Thursday, 6 January 2011

The Epiphany of the LORD

The feast of the Epiphany is a Double of the First Class with a privileged Octave of the Second Order. The Epiphany was kept in the East from the third century, or earlier, and spread to the West a century later. Originally, it seems, in the East at least that this 'manifestation' of the LORD was the same celebration as the Nativity. To this day those following the Armenian Rite keep Theophany (the Nativity & Epiphany as one feast) today - a happy Christmas to any Armenian readers!

The antiquity of the feast can be clearly seen in the structure of the Office of Mattins, unique to this day. The (historically later) Domine labia me, invitatory and hymn are ommitted and the Office begins with the first antiphon Afferte Domino. In the first nocturn the lessons are from Isaiah. In the second nocturn the lessons are from a sermon on the Epiphany by St. Leo. In the third nocturn the usual invitatory psalm, Venite , is sung in the third nocturn, in a responsorial manner, with the verse Venite, adoremus eum: quia ipse est Dominus, Deus noster. A homily of St. Gregory is read in the lessons of the third nocturn. At Lauds the antiphons sung at Vespers yesterday, Ante luciferum genitus etc., are sung with the Dominical psalms.

At the Little Hours the antiphons from Lauds are sung with the festal psalms. At Prime in the short responsory a versicle Qui apparuisti hodie is sung today and during the Octave, the short lesson is Omnes de Saba. The Doxology Jesu, tibi sit gloria, Qui apparuisti gentibus etc is sung at the hymns of the Little Hours.

Mass is sung after Terce. The Mass, Ecce advenit, is proper. The Gloria and Credo are sung. The preface and communicantes in the Canon are proper to the feast.

After the Gospel of the Mass the Moveable Feasts for the year are traditionally announced. The chant is very beautiful. The text is as follows:

Noveritis, fratres carissimi, quod annuente Dei misericordia, sicut de Nativitate DNJC gavisi sumus, ita et de Resurrectione ejusdem Salvatoris Nostri gaudium vobis annuntiamus.

Die Vigesima Februarii, erit Dominica in Septuagesima.

Nona Martii, Dies Cinerum et initium jejunii Sacratissimæ Quadragesimæ.

Vigesima quarta, Sanctum Pascha DNJC cum gaudio celebrabimus.

Secunda Junii, erit Ascensio DNJC.

Duodecima Junii, Festum Pentecostes.

Vigesima tertia Junii, Festum Sacratissimi Corporis Christi.

Vigesima septima Novembris, Dominica prima Adventus DNJC, cui est honor et gloria in sæcula sæculorum. Amen
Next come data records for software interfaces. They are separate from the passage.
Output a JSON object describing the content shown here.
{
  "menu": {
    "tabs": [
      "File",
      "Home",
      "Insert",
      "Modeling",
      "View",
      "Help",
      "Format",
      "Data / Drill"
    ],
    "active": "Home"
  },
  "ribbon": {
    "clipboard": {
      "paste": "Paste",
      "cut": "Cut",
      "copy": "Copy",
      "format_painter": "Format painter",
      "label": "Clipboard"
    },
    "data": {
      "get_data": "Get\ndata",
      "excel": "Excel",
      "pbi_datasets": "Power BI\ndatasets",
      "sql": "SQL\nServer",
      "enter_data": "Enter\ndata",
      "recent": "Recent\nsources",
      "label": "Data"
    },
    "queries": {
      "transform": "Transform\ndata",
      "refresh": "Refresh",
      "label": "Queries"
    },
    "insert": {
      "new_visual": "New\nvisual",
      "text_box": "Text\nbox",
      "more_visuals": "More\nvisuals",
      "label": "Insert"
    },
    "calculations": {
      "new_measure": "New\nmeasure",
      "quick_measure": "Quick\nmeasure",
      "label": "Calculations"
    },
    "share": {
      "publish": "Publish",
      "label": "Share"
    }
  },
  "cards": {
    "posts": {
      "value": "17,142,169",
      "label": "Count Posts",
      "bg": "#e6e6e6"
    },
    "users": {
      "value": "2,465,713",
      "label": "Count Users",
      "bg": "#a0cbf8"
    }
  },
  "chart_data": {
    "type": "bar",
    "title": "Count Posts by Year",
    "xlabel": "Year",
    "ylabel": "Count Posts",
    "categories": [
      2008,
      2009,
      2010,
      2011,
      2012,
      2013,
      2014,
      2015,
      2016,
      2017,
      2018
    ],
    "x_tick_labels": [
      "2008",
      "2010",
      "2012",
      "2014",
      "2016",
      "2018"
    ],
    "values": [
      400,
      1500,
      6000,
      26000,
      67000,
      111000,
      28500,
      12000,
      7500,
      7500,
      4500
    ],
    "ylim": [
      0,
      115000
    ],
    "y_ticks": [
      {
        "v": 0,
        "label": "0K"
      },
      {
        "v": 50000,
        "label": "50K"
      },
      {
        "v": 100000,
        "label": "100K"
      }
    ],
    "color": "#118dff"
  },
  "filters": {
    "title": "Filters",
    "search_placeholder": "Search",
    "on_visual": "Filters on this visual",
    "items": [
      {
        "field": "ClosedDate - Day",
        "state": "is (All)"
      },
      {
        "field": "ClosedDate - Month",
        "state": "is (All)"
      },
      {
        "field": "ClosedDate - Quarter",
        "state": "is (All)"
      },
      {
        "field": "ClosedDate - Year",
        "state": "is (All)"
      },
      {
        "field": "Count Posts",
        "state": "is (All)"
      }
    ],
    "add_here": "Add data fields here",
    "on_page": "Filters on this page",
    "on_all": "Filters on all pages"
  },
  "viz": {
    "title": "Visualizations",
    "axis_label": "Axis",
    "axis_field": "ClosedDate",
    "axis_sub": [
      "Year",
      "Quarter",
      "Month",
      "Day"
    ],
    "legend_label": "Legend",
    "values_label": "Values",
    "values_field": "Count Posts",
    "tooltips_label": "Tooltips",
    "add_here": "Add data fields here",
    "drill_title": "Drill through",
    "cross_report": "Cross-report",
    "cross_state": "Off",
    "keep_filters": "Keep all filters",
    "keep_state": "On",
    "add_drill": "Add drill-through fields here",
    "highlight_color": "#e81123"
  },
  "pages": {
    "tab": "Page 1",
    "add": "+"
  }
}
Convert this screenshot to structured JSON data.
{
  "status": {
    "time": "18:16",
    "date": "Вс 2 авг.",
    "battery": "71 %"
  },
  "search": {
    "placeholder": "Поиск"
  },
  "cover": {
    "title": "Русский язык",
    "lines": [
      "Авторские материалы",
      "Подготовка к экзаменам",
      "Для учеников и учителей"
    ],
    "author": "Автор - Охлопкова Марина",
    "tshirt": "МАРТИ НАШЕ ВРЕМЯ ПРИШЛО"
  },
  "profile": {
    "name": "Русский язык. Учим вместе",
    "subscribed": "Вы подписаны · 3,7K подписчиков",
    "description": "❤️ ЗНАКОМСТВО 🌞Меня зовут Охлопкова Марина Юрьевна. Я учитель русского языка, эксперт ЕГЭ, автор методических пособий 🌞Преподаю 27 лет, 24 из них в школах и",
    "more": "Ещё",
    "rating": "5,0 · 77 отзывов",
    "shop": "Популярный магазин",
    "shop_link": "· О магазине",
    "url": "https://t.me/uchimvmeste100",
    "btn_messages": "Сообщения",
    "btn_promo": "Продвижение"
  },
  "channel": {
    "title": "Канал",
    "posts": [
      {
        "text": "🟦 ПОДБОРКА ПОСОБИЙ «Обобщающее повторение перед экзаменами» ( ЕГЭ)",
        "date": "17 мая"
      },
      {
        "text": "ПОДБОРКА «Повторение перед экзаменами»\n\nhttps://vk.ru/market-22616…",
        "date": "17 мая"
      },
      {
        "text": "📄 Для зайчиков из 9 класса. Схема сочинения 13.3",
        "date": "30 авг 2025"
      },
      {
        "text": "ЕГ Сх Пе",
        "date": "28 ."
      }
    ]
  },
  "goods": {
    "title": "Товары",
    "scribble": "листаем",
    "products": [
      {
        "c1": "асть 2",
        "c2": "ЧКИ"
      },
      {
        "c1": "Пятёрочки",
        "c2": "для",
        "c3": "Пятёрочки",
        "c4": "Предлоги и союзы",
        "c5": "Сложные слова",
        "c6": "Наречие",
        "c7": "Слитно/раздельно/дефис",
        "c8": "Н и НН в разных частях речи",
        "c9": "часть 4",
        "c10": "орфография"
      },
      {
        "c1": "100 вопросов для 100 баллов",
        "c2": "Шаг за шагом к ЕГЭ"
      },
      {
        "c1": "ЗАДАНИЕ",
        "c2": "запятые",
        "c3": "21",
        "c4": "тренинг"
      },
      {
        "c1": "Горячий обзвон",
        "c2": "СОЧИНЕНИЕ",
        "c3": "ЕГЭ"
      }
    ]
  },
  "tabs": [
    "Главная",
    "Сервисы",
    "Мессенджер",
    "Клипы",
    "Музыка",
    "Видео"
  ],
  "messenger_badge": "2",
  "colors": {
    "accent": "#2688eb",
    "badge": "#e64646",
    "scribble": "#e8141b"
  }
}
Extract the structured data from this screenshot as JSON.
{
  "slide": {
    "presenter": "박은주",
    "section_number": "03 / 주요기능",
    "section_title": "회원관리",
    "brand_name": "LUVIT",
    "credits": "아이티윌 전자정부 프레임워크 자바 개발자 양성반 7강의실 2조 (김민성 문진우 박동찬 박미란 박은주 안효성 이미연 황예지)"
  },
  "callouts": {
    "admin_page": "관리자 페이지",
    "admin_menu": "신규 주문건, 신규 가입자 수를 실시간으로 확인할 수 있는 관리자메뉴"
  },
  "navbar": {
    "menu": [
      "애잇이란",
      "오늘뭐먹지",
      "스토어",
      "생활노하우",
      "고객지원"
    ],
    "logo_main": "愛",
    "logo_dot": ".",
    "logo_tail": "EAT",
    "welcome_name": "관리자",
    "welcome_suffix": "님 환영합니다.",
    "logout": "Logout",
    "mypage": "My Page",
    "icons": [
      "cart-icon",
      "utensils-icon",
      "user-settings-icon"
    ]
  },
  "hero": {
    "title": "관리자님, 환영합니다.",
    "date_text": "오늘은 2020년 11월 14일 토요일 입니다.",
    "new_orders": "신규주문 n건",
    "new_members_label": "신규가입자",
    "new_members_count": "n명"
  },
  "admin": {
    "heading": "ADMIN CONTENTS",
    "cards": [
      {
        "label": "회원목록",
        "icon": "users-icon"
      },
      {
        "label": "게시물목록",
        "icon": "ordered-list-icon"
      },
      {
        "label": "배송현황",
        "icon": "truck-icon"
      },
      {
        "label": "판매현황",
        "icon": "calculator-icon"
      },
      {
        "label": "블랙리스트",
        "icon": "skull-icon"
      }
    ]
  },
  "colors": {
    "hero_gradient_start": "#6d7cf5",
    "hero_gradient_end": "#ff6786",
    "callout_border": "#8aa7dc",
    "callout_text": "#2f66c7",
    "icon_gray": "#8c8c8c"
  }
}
At Vespers the antiphons Ante luciferum genitus etc are sung with psalms 109, 110, 11, 112 & 113.

In the 'liturgical books of 1962' the only textual changes today are the abolition of the Doxology in honour of the Epiphany at the hymns of the Little Hours and the duplication of antiphons at the same. Tomorrow however...


Anonymous said...

I noticed this morning that the version of Ps 94 used in the third nocturn was slightly different from the one I am accustomed to recite at the Invitatory. This may be the Breviary I was using (Burns & Oates 1948), but if not, do you know any reason for it?

Rubricarius said...


The text of Ps. 94 used in the third nocturn for the feast of the Epiphany is the sole remnant of the Old Roman Psalter of St. Jerome, all the other psalms are from St. Jerome's 'Gallican' revision of the Psalter.

Capreolus said...

Dear Anonymous,
If I may: the text of Psalm 94 that occurs in the third nocturn is St. Jerome's revision of the Vetus Itala translation (made from the LXX, I believe). The text of Ps. 94 regularly used for the Invitatory is the Vetus Itala, the only instance of the old Latin translation retained in the Office, if I am not mistaken.

Rubricarius said...

Thank you Fr. Capreolus,

I managed to get it the wrong way round, mea culpa!

Gregor said...

I submit a third variant:

The psalms used in the Roman Breviary are generally from St. Jerome's Psalterium Gallicanum.

Ps. 94 normally used in the invitatory is from St. Jerome's Psalterium Romanum.

And Ps. 94 as sung today at Matins is from the Vetus Latina.